— Rather than establish an independent trustee to manage his business assets, it places control in the hands of his two adult sons and a current Trump executive.
— Rather than maintain even the pretense of a blind trust, it permits Trump to see periodic reports of how his business is doing.
The plan’s failures are equally evident from its illusory window dressing: a “trust” that is far from blind; a promise that the Trump Organization won’t do any new foreign deals; an “Ethics Advisor” to sign off on new domestic deals (backsliding from Trump’s Dec. 12 tweet, “No new deals will be done during my term(s) in office”); an unenforceable assurance that Trump will learn about new deals “only through the media, as the American people would.” (The last promise is another violation of a blind trust principle, namely, that he should know nothing whatsoever about his personal financial affairs while in office.)
It also creates a new position: “The sole responsibility of the Chief Compliance Officer is to assure that the Trump Organization businesses are operating at the highest levels of integrity and are not taking any actions that actually exploit, or even could be perceived as exploiting, the Office of the Presidency.”
Deeds soon collided with those lofty words. Shortly before Trump’s Jan. 31 announcement of his Supreme Court nominee, his sons greeted senators.
And then there is the ultimate window dressing in human form—Fred Fielding, who served as associate and deputy counsel for President Richard Nixon from 1970 to Jan. 1, 1974. He was there for Watergate. He was there for the “Saturday Night Massacre” when Nixon fired his attorney general and deputy AG before finding someone willing fire independent counsel Archibald Cox, who had asked Nixon to produce his White House tapes.
“Mr. Fielding has been extensively involved with and approved this plan,” Dillon declared at the press conference.
Fielding didn’t say a word.
Three weeks later, I wonder what Fred Fielding thought when Trump fired acting Attorney General Sally Yates.
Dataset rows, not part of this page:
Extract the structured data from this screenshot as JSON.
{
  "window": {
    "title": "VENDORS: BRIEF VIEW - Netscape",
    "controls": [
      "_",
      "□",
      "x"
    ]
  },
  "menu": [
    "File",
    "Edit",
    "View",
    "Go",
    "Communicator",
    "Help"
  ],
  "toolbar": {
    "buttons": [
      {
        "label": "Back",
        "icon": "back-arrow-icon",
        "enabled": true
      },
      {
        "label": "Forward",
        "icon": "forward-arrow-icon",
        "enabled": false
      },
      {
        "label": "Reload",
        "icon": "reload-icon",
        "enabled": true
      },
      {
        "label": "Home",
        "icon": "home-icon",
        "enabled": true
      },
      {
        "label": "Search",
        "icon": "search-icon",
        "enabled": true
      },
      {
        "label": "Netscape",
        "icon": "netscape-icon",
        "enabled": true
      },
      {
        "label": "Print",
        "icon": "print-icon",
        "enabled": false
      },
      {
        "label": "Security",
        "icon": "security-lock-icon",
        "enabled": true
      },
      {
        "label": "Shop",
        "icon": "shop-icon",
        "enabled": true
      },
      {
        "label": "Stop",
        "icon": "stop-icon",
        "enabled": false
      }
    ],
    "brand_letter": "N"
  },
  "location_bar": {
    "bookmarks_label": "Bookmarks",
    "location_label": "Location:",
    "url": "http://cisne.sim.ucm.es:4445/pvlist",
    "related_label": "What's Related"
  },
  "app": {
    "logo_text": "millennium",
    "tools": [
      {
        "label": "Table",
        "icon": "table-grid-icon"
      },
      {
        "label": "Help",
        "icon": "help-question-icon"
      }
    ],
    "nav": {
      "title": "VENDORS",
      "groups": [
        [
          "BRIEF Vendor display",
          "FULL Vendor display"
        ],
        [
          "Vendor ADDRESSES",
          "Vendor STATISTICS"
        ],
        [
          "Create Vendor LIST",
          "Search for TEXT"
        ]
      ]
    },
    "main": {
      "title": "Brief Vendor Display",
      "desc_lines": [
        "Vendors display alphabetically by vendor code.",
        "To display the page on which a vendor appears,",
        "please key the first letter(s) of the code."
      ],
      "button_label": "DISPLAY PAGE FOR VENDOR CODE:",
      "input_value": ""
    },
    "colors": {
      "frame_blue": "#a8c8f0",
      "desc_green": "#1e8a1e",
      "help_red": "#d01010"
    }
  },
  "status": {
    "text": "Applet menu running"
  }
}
In eroding the integrity and dignity of the presidency, Trump has already made Richard Nixon look like an amateur—and a saint.